= Beginning of Section =

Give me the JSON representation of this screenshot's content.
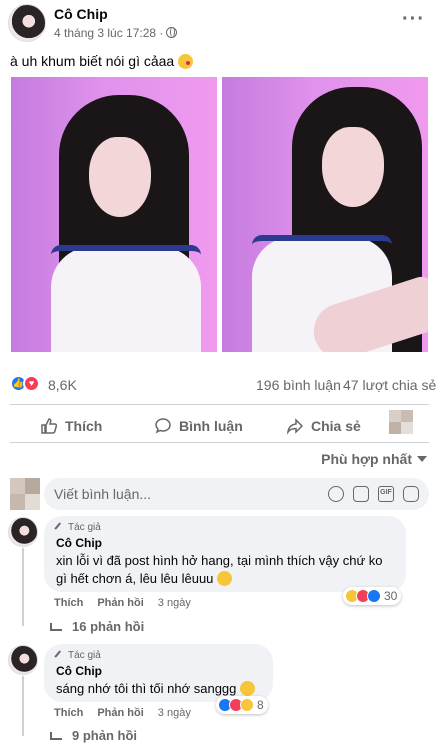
{
  "post": {
    "author": "Cô Chip",
    "time": "4 tháng 3 lúc 17:28 ·",
    "more": "···",
    "text": "à uh khum biết nói gì cảaa"
  },
  "stats": {
    "reactions": "8,6K",
    "comments": "196 bình luận",
    "shares": "47 lượt chia sẻ"
  },
  "actions": {
    "like": "Thích",
    "comment": "Bình luận",
    "share": "Chia sẻ"
  },
  "sort_label": "Phù hợp nhất",
  "comment_input": {
    "placeholder": "Viết bình luận..."
  },
  "comments": [
    {
      "badge": "Tác giả",
      "name": "Cô Chip",
      "text": "xin lỗi vì đã post hình hở hang, tại mình thích vậy chứ ko gì hết chơn á, lêu lêu lêuuu",
      "like": "Thích",
      "reply": "Phản hồi",
      "ago": "3 ngày",
      "reactions": "30",
      "replies": "16 phản hồi"
    },
    {
      "badge": "Tác giả",
      "name": "Cô Chip",
      "text": "sáng nhớ tôi thì tối nhớ sanggg",
      "like": "Thích",
      "reply": "Phản hồi",
      "ago": "3 ngày",
      "reactions": "8",
      "replies": "9 phản hồi"
    }
  ],
  "colors": {
    "accent": "#1877f2",
    "love": "#f33e58",
    "muted": "#65676b",
    "bubble": "#f0f2f5"
  }
}
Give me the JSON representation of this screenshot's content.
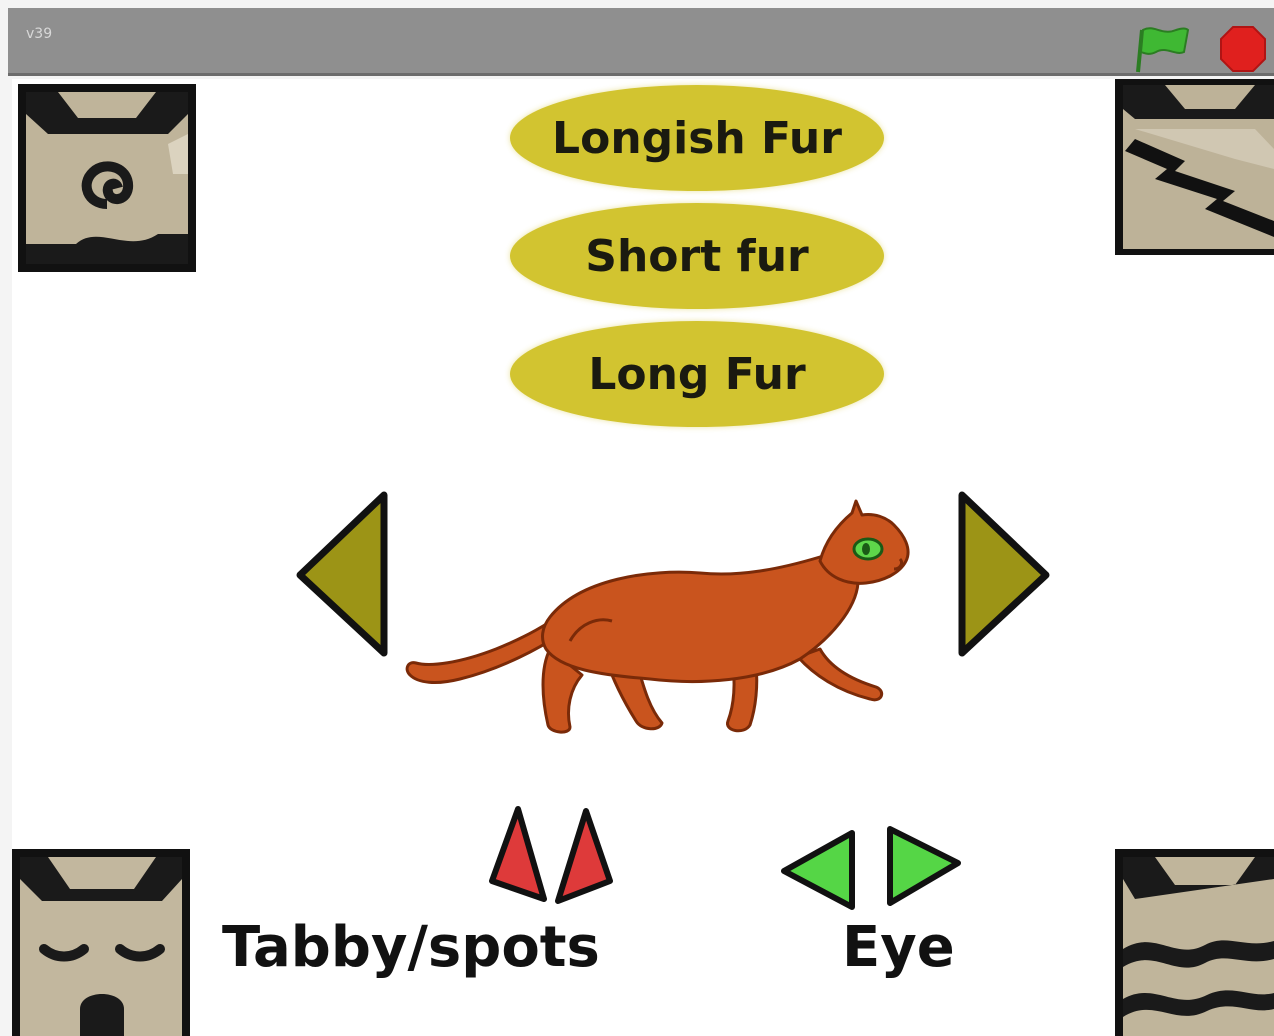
{
  "window": {
    "title": "v39"
  },
  "toolbar": {
    "green_flag_icon": "green-flag-icon",
    "stop_icon": "stop-sign-icon",
    "flag_color": "#35a82c",
    "stop_color": "#e0201e"
  },
  "fur_options": [
    {
      "label": "Longish Fur"
    },
    {
      "label": "Short fur"
    },
    {
      "label": "Long Fur"
    }
  ],
  "cat": {
    "fur_color": "#c9541e",
    "eye_color": "#5ed64a"
  },
  "controls": {
    "tabby_label": "Tabby/spots",
    "eye_label": "Eye",
    "main_arrow_color": "#9c9416",
    "tabby_arrow_color": "#de3a3a",
    "eye_arrow_color": "#55d646"
  },
  "corner_tiles": [
    {
      "name": "swirl-clan-symbol"
    },
    {
      "name": "lightning-clan-symbol"
    },
    {
      "name": "sleeping-face-clan-symbol"
    },
    {
      "name": "wave-clan-symbol"
    }
  ]
}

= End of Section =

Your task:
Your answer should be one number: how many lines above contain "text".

Final answer:
3